Work required >>
Without the images, write out the entries word for word.

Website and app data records
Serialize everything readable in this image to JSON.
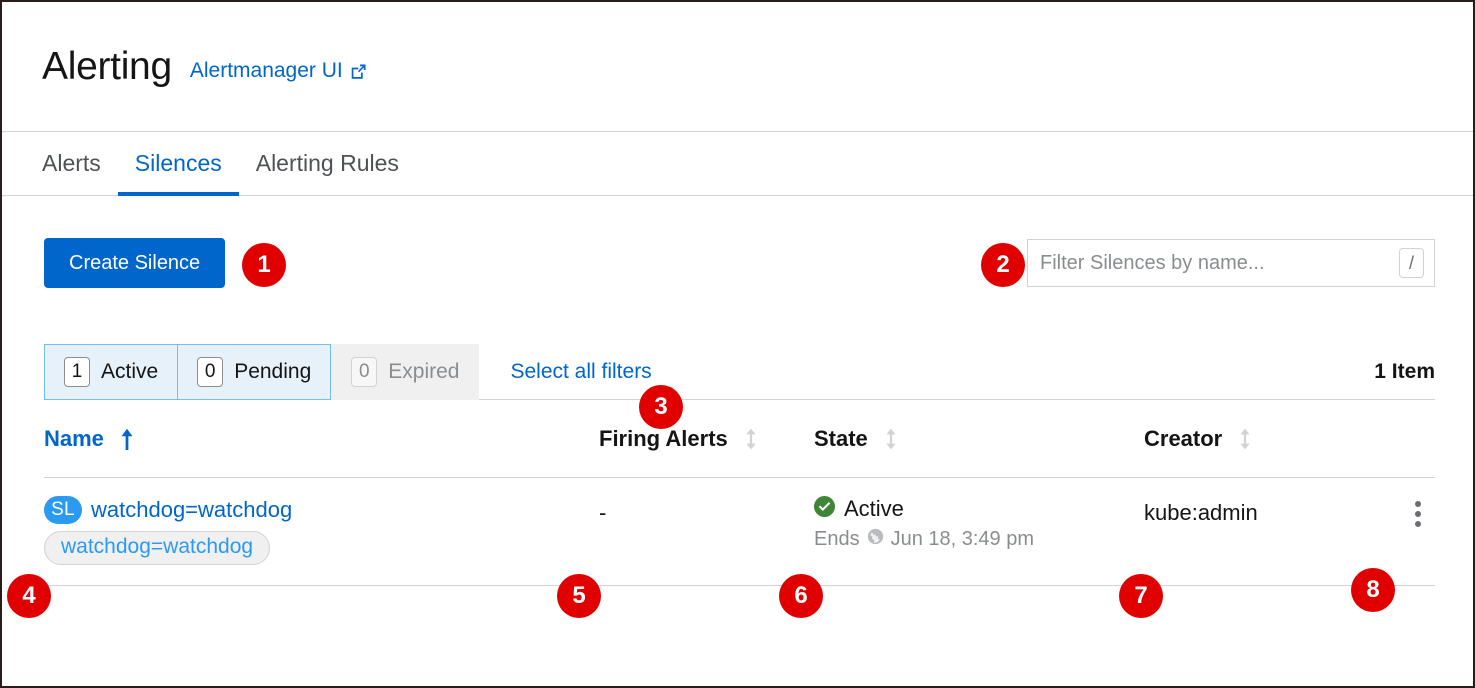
{
  "header": {
    "title": "Alerting",
    "link_label": "Alertmanager UI",
    "link_icon": "external-link-icon"
  },
  "tabs": [
    {
      "label": "Alerts",
      "active": false
    },
    {
      "label": "Silences",
      "active": true
    },
    {
      "label": "Alerting Rules",
      "active": false
    }
  ],
  "toolbar": {
    "create_button_label": "Create Silence",
    "filter_placeholder": "Filter Silences by name...",
    "filter_value": "",
    "shortcut_key": "/"
  },
  "filters": {
    "toggles": [
      {
        "count": "1",
        "label": "Active",
        "selected": true
      },
      {
        "count": "0",
        "label": "Pending",
        "selected": true
      },
      {
        "count": "0",
        "label": "Expired",
        "selected": false
      }
    ],
    "select_all_label": "Select all filters",
    "item_count": "1 Item"
  },
  "table": {
    "columns": [
      {
        "label": "Name",
        "sorted": true,
        "sort_icon": "sort-asc-icon"
      },
      {
        "label": "Firing Alerts",
        "sorted": false,
        "sort_icon": "sort-both-icon"
      },
      {
        "label": "State",
        "sorted": false,
        "sort_icon": "sort-both-icon"
      },
      {
        "label": "Creator",
        "sorted": false,
        "sort_icon": "sort-both-icon"
      }
    ],
    "rows": [
      {
        "badge": "SL",
        "name": "watchdog=watchdog",
        "label_chip": "watchdog=watchdog",
        "firing_alerts": "-",
        "state": "Active",
        "state_icon": "check-circle-icon",
        "ends_label": "Ends",
        "ends_icon": "globe-icon",
        "ends_time": "Jun 18, 3:49 pm",
        "creator": "kube:admin",
        "kebab_icon": "kebab-menu-icon"
      }
    ]
  },
  "annotations": [
    {
      "id": "1"
    },
    {
      "id": "2"
    },
    {
      "id": "3"
    },
    {
      "id": "4"
    },
    {
      "id": "5"
    },
    {
      "id": "6"
    },
    {
      "id": "7"
    },
    {
      "id": "8"
    }
  ],
  "colors": {
    "accent_blue": "#0066cc",
    "badge_red": "#e00000",
    "success_green": "#3e8635",
    "chip_blue": "#2b9af3"
  }
}
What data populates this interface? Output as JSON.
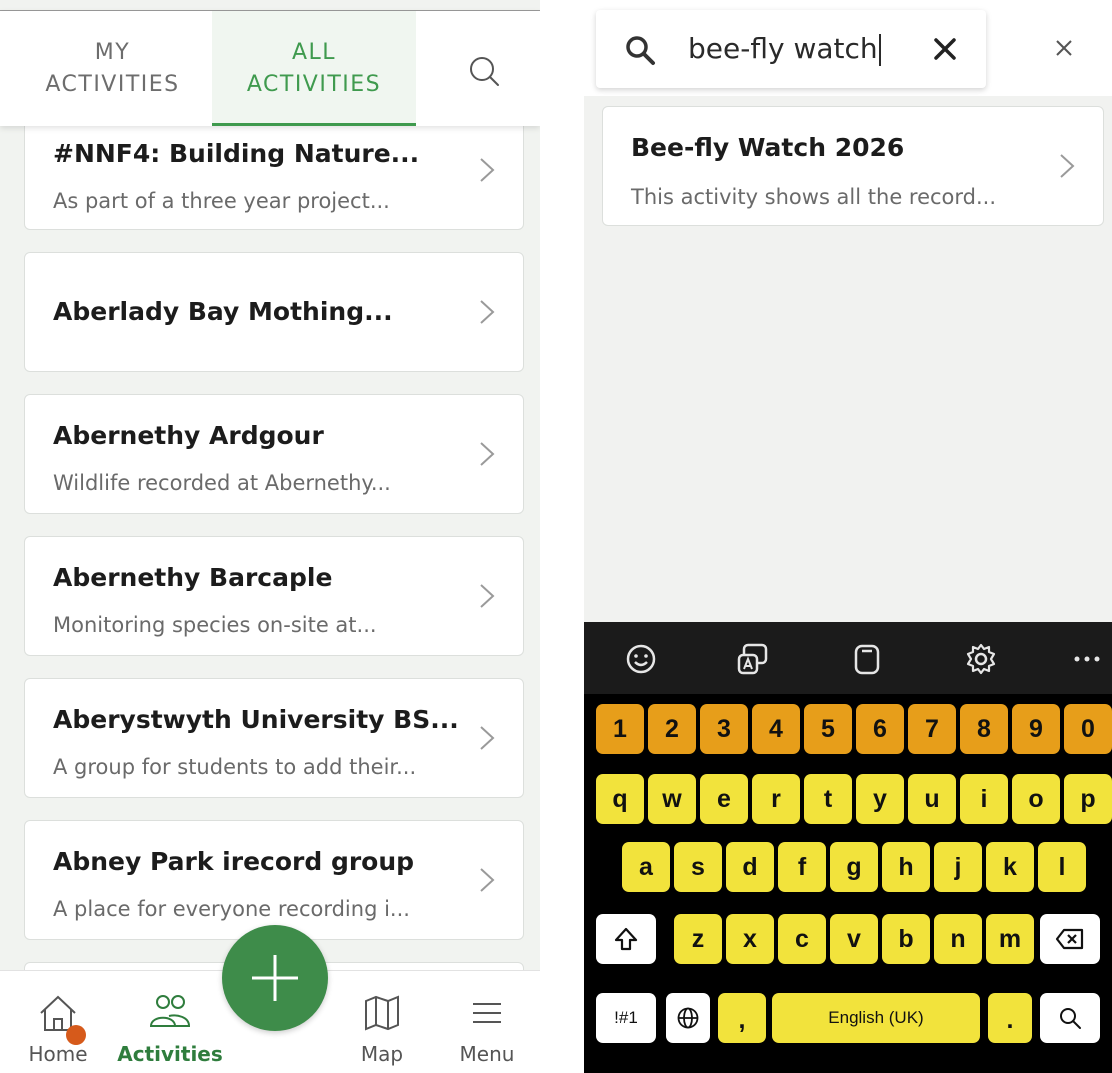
{
  "left": {
    "tabs": {
      "my_line1": "MY",
      "my_line2": "ACTIVITIES",
      "all_line1": "ALL",
      "all_line2": "ACTIVITIES"
    },
    "activities": [
      {
        "title": "#NNF4: Building Nature...",
        "desc": "As part of a three year project..."
      },
      {
        "title": "Aberlady Bay Mothing...",
        "desc": ""
      },
      {
        "title": "Abernethy Ardgour",
        "desc": "Wildlife recorded at Abernethy..."
      },
      {
        "title": "Abernethy Barcaple",
        "desc": "Monitoring species on-site at..."
      },
      {
        "title": "Aberystwyth University BS...",
        "desc": "A group for students to add their..."
      },
      {
        "title": "Abney Park irecord group",
        "desc": "A place for everyone recording i..."
      }
    ],
    "nav": {
      "home": "Home",
      "activities": "Activities",
      "map": "Map",
      "menu": "Menu"
    },
    "icons": {
      "search": "search-icon",
      "chevron": "chevron-right-icon",
      "home": "home-icon",
      "activities": "people-icon",
      "add": "plus-icon",
      "map": "map-icon",
      "menu": "hamburger-icon"
    },
    "colors": {
      "accent": "#3f9a4e",
      "fab": "#3e8c4a",
      "badge": "#d65a1b"
    }
  },
  "right": {
    "search": {
      "value": "bee-fly watch"
    },
    "results": [
      {
        "title": "Bee-fly Watch 2026",
        "desc": "This activity shows all the record..."
      }
    ],
    "keyboard": {
      "numbers": [
        "1",
        "2",
        "3",
        "4",
        "5",
        "6",
        "7",
        "8",
        "9",
        "0"
      ],
      "row1": [
        "q",
        "w",
        "e",
        "r",
        "t",
        "y",
        "u",
        "i",
        "o",
        "p"
      ],
      "row2": [
        "a",
        "s",
        "d",
        "f",
        "g",
        "h",
        "j",
        "k",
        "l"
      ],
      "row3": [
        "z",
        "x",
        "c",
        "v",
        "b",
        "n",
        "m"
      ],
      "symbols_key": "!#1",
      "comma_key": ",",
      "space_key": "English (UK)",
      "period_key": ".",
      "toolbar_icons": [
        "emoji-icon",
        "translate-icon",
        "clipboard-icon",
        "settings-icon",
        "more-icon"
      ],
      "colors": {
        "number_keys": "#e79e1a",
        "letter_keys": "#f2e33c",
        "background": "#000000"
      }
    }
  }
}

Reply to the task >>
Serialize everything readable in this image to JSON.
{
  "header": {
    "title": "Alerting",
    "link_label": "Alertmanager UI",
    "link_icon": "external-link-icon"
  },
  "tabs": [
    {
      "label": "Alerts",
      "active": false
    },
    {
      "label": "Silences",
      "active": true
    },
    {
      "label": "Alerting Rules",
      "active": false
    }
  ],
  "toolbar": {
    "create_button_label": "Create Silence",
    "filter_placeholder": "Filter Silences by name...",
    "filter_value": "",
    "shortcut_key": "/"
  },
  "filters": {
    "toggles": [
      {
        "count": "1",
        "label": "Active",
        "selected": true
      },
      {
        "count": "0",
        "label": "Pending",
        "selected": true
      },
      {
        "count": "0",
        "label": "Expired",
        "selected": false
      }
    ],
    "select_all_label": "Select all filters",
    "item_count": "1 Item"
  },
  "table": {
    "columns": [
      {
        "label": "Name",
        "sorted": true,
        "sort_icon": "sort-asc-icon"
      },
      {
        "label": "Firing Alerts",
        "sorted": false,
        "sort_icon": "sort-both-icon"
      },
      {
        "label": "State",
        "sorted": false,
        "sort_icon": "sort-both-icon"
      },
      {
        "label": "Creator",
        "sorted": false,
        "sort_icon": "sort-both-icon"
      }
    ],
    "rows": [
      {
        "badge": "SL",
        "name": "watchdog=watchdog",
        "label_chip": "watchdog=watchdog",
        "firing_alerts": "-",
        "state": "Active",
        "state_icon": "check-circle-icon",
        "ends_label": "Ends",
        "ends_icon": "globe-icon",
        "ends_time": "Jun 18, 3:49 pm",
        "creator": "kube:admin",
        "kebab_icon": "kebab-menu-icon"
      }
    ]
  },
  "annotations": [
    {
      "id": "1"
    },
    {
      "id": "2"
    },
    {
      "id": "3"
    },
    {
      "id": "4"
    },
    {
      "id": "5"
    },
    {
      "id": "6"
    },
    {
      "id": "7"
    },
    {
      "id": "8"
    }
  ],
  "colors": {
    "accent_blue": "#0066cc",
    "badge_red": "#e00000",
    "success_green": "#3e8635",
    "chip_blue": "#2b9af3"
  }
}
What data populates this interface? Output as JSON.
{
  "left": {
    "tabs": {
      "my_line1": "MY",
      "my_line2": "ACTIVITIES",
      "all_line1": "ALL",
      "all_line2": "ACTIVITIES"
    },
    "activities": [
      {
        "title": "#NNF4: Building Nature...",
        "desc": "As part of a three year project..."
      },
      {
        "title": "Aberlady Bay Mothing...",
        "desc": ""
      },
      {
        "title": "Abernethy Ardgour",
        "desc": "Wildlife recorded at Abernethy..."
      },
      {
        "title": "Abernethy Barcaple",
        "desc": "Monitoring species on-site at..."
      },
      {
        "title": "Aberystwyth University BS...",
        "desc": "A group for students to add their..."
      },
      {
        "title": "Abney Park irecord group",
        "desc": "A place for everyone recording i..."
      }
    ],
    "nav": {
      "home": "Home",
      "activities": "Activities",
      "map": "Map",
      "menu": "Menu"
    },
    "icons": {
      "search": "search-icon",
      "chevron": "chevron-right-icon",
      "home": "home-icon",
      "activities": "people-icon",
      "add": "plus-icon",
      "map": "map-icon",
      "menu": "hamburger-icon"
    },
    "colors": {
      "accent": "#3f9a4e",
      "fab": "#3e8c4a",
      "badge": "#d65a1b"
    }
  },
  "right": {
    "search": {
      "value": "bee-fly watch"
    },
    "results": [
      {
        "title": "Bee-fly Watch 2026",
        "desc": "This activity shows all the record..."
      }
    ],
    "keyboard": {
      "numbers": [
        "1",
        "2",
        "3",
        "4",
        "5",
        "6",
        "7",
        "8",
        "9",
        "0"
      ],
      "row1": [
        "q",
        "w",
        "e",
        "r",
        "t",
        "y",
        "u",
        "i",
        "o",
        "p"
      ],
      "row2": [
        "a",
        "s",
        "d",
        "f",
        "g",
        "h",
        "j",
        "k",
        "l"
      ],
      "row3": [
        "z",
        "x",
        "c",
        "v",
        "b",
        "n",
        "m"
      ],
      "symbols_key": "!#1",
      "comma_key": ",",
      "space_key": "English (UK)",
      "period_key": ".",
      "toolbar_icons": [
        "emoji-icon",
        "translate-icon",
        "clipboard-icon",
        "settings-icon",
        "more-icon"
      ],
      "colors": {
        "number_keys": "#e79e1a",
        "letter_keys": "#f2e33c",
        "background": "#000000"
      }
    }
  }
}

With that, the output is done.